## [Exercise]
Whenever a line in the data contains "updated", show that line.

## [Material supplied]
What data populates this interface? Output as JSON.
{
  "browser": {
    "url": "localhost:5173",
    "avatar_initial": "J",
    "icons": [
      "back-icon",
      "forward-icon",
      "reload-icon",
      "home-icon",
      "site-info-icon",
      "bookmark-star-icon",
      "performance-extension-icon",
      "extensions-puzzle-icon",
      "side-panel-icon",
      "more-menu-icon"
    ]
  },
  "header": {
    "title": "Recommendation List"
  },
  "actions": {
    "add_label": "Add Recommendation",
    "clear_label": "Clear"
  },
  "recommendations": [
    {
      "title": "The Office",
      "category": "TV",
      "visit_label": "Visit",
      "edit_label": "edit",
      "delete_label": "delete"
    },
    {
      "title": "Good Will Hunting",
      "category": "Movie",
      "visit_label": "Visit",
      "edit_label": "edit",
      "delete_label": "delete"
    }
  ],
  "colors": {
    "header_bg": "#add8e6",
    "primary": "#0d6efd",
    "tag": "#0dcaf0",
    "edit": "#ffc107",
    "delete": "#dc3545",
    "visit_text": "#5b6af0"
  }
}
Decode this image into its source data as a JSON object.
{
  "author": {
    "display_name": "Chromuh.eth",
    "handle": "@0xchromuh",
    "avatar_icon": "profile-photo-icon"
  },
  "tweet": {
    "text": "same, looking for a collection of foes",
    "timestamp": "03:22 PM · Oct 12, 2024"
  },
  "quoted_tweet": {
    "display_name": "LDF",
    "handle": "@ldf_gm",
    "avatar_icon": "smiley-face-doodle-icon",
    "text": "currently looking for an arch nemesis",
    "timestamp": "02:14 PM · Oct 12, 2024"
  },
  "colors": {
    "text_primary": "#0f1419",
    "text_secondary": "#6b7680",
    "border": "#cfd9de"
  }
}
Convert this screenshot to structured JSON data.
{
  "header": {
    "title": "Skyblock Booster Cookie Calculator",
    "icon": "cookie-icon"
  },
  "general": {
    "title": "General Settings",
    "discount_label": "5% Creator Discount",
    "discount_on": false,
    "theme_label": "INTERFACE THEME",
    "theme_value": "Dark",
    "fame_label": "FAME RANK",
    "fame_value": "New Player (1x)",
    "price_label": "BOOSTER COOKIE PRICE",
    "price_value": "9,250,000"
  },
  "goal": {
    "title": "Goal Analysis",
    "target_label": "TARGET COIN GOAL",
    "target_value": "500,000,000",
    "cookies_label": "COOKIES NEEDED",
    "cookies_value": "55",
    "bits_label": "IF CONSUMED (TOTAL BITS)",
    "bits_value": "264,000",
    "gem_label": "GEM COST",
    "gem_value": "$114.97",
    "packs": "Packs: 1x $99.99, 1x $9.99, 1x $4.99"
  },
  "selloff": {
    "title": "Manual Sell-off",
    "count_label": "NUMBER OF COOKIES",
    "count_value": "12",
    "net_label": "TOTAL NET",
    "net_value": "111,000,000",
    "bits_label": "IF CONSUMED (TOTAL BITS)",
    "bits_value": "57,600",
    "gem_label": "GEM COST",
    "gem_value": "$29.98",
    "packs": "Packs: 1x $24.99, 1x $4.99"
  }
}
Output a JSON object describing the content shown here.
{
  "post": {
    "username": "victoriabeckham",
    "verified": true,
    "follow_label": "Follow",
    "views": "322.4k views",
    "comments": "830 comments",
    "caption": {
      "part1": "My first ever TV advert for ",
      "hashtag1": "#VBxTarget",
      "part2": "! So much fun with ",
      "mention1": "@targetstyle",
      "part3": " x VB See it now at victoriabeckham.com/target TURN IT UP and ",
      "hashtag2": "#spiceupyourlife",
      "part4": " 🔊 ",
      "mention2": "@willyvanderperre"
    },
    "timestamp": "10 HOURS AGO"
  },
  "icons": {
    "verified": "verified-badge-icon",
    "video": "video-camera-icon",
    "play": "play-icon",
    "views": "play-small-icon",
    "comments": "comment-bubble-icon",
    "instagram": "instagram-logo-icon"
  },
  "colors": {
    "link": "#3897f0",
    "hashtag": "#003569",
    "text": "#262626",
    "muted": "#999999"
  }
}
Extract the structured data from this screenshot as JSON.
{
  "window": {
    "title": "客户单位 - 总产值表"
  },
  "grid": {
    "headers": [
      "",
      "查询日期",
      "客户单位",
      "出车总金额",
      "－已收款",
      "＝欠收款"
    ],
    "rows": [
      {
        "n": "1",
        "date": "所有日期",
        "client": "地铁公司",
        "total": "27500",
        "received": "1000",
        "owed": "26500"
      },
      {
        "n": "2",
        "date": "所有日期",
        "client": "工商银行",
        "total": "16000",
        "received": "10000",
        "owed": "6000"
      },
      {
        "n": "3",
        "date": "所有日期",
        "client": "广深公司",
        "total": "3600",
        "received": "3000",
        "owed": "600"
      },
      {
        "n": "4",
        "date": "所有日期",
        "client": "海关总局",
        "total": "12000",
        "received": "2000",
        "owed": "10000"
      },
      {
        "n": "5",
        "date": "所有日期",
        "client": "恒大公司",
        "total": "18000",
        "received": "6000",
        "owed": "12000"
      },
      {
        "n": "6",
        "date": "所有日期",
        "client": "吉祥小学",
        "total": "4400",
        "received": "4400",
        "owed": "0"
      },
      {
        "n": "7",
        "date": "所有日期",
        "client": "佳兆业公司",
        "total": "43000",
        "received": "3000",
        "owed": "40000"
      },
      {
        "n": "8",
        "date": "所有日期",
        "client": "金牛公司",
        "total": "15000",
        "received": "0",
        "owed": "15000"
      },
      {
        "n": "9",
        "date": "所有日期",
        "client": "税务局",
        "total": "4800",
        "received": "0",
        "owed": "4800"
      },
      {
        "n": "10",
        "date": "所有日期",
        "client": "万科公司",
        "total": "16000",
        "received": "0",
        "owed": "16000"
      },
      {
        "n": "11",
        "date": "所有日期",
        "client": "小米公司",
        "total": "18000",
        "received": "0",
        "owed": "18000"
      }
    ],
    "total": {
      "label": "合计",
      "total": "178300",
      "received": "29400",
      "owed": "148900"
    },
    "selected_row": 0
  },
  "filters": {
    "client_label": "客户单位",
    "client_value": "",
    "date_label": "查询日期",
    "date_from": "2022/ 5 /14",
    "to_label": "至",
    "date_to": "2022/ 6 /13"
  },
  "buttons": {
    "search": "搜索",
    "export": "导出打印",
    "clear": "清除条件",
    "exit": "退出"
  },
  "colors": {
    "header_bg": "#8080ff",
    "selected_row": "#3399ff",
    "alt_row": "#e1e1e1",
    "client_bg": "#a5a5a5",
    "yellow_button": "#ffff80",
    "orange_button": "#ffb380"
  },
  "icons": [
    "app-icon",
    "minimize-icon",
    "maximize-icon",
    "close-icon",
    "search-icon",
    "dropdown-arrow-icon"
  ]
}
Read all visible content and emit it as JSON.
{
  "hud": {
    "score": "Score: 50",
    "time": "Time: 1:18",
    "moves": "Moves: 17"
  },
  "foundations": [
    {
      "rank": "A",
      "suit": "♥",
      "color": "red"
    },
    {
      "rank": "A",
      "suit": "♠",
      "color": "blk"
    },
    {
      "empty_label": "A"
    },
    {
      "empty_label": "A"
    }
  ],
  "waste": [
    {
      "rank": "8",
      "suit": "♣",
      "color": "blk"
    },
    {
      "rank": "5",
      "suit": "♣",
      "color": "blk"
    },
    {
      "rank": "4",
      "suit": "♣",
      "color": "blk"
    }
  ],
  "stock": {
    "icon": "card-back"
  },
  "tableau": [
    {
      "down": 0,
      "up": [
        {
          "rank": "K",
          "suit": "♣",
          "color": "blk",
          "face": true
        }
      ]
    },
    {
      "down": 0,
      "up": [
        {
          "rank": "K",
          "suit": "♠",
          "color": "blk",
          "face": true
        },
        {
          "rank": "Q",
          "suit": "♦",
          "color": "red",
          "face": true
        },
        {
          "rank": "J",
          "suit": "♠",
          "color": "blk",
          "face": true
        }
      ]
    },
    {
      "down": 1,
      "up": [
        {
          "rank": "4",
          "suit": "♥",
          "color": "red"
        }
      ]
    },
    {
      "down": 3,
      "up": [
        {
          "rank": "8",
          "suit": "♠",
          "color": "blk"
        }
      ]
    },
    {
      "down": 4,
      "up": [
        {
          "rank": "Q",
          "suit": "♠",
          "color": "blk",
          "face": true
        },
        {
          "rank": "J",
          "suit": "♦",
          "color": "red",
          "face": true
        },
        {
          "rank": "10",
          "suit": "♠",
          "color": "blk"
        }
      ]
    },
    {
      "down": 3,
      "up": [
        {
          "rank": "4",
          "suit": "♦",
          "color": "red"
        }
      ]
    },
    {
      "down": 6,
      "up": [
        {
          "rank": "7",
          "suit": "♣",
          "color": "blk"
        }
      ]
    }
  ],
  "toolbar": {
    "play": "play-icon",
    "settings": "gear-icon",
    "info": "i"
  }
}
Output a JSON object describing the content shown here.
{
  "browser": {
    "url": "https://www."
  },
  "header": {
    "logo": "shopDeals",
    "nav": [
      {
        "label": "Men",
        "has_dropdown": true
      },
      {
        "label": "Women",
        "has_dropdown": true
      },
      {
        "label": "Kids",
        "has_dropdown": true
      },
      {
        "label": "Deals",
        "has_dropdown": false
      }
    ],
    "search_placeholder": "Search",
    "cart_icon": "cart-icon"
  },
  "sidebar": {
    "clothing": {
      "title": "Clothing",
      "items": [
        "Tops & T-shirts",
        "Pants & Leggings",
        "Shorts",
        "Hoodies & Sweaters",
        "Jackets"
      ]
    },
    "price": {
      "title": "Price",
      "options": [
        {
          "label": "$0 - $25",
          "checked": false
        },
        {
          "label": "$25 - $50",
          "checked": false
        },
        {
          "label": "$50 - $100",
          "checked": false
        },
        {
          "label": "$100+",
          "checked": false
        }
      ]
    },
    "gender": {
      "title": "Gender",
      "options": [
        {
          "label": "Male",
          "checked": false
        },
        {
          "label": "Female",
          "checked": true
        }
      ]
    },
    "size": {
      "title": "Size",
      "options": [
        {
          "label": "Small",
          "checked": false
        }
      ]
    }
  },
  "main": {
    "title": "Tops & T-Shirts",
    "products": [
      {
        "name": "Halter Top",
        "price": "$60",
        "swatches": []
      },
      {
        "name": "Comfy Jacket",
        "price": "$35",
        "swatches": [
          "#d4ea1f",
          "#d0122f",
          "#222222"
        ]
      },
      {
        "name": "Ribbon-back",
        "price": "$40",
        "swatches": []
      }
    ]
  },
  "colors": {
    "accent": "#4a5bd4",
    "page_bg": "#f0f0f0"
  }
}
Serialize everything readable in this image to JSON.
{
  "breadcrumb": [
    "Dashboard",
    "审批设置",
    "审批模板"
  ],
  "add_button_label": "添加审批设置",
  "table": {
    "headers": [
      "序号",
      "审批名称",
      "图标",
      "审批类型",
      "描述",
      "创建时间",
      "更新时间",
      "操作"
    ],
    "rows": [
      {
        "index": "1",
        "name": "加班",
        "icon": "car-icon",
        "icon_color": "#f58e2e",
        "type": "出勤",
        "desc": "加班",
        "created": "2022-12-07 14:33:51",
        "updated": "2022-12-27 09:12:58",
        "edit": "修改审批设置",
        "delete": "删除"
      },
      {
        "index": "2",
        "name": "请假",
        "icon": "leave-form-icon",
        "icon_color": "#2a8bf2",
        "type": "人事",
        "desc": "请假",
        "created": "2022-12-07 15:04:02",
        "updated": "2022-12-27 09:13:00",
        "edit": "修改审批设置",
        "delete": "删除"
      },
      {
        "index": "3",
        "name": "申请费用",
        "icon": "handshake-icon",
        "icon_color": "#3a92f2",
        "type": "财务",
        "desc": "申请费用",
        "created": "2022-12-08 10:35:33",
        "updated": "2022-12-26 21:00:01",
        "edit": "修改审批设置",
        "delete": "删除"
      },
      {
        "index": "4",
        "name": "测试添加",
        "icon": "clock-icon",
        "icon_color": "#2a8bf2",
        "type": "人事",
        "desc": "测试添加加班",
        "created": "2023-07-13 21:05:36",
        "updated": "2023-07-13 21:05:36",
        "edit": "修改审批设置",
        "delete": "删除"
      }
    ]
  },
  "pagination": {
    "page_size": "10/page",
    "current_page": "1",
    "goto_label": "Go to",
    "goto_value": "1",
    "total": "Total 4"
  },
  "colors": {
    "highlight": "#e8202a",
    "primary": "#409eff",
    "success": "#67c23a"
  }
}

## [Task result]
        "updated": "2022-12-27 09:12:58",
        "updated": "2022-12-27 09:13:00",
        "updated": "2022-12-26 21:00:01",
        "updated": "2023-07-13 21:05:36",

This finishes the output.